The concept of privacy is embodied in such things as our nation's constitution, certain federal, state, and local laws and, perhaps most importantly, in our own view of our place in a very public world. However, our concerns about privacy have become more heightened in recent years with the advent of the online world. The notion that our most important personal information, such as purchase patterns and financial accounts can be invaded and used by others is very disturbing. Yet, few of us understand that shadowy world that attempts to guarantee much of our privacyߞencryption. We are, however, now quite familiar with another privacy issueߞwiretapping. This issue came to the national forefront in the aftermath of Linda Tripp's recorded conversations, in violation of Maryland wiretap law, with Whitehouse intern Monica Lewinsky regarding her affair with the President Clinton. Fortunately, Whitfield Diffie and Susan Landau have written an excellent overview of the world of wiretapping and encryption. This book is at once detailed but at the same time very readable and enlightening. It consists of three essential parts. One part of the book relates to the issue of encryption, one part of the book deals with the issue of wiretapping, and another part relates to the issues of national security, intelligence, law enforcement, communications, privacy issues of and their interrelationship to encryption and wiretapping. Throughout, the authors use examples of court cases and political events to amplify the issues facing legal and illegal uses of these two communication technologies.

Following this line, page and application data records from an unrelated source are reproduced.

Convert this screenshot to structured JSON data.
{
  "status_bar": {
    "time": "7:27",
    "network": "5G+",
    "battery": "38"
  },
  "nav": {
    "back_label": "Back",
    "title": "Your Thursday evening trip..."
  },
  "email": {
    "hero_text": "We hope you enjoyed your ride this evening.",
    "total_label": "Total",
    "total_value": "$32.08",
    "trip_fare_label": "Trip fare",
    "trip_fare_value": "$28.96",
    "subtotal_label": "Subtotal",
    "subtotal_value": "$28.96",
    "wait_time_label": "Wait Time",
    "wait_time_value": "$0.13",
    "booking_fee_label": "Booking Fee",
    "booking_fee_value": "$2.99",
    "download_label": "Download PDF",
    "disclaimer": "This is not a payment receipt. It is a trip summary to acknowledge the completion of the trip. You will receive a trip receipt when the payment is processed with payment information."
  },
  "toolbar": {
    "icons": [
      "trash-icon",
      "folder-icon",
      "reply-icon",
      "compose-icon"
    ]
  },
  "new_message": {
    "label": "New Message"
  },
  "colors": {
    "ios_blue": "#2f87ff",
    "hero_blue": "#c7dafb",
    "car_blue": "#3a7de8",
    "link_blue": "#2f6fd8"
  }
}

A greater portion of the book deals with encryption because encryption has more history and involves greater technological changes than that of wiretapping. The authors provide a short history of the technology, tracing its roots to the renaissance, and tracking changes over time, including the work of America's codemakers and codebreakers in World War Two to the present as federal agencies, special interest groups, academics, and others debate computer security, digital signatures, and other concerns of the information age. The authors also discuss at length the legislation and federal agency involvement that has impacted the technology and use of encryption. They pay particular attention to recent events that are changing the use of encryption, including the recent National Institute of Standards & Technology adoption of the Escrowed Encryption Standard as a Federal Information Processing Standard. The author's coverage of wiretapping includes a history of the technology and how the technology has defined two groups of usersߞlaw enforcement, intelligence agencies, honest citizens, businesses, and criminals. I believe most of the public's knowledge of wiretapping is based on its portrayal by the popular media, particularly television. The author's discussion shows how much more is behind the technology and intent of wiretapping.

Perhaps the most sobering elements of this book are the chapters on privacy. The authors go beyond the issue of privacy in communications to discuss privacy in general and they make a convincing case for the privacy we've lost due to technological changes in computing and communications. The most chilling evidence of the power of privacy loss or its threatened loss is the author's discussion of domestic national security. The authors also go beyond the history to question the future of encryption and wiretapping.

Overall, this is a most engrossing book. Its not only provides a thorough overview of the history and technology of encryption and wiretapping, it analyzes how the technologies have, will, and may impact our daily lives. It also questions the authority of those who propose to protect us from our technological selves. Though this book could be a conspiracy theorists bedtime tome, its more than that. Diffie and Landau offer the evidence, make some balanced conclusions and, I believe, leave it to the reader to gauge their own risk and exposure to a loss of privacy due to encryption and wiretapping. This book belongs on recommended reading lists of those interested in communications, computing, privacy law, and technology change over time.

Dale A. Stirling ( is a historian and information specialist with the environmental and public health consulting firm of Intertox, Inc., in Seattle, Washington USA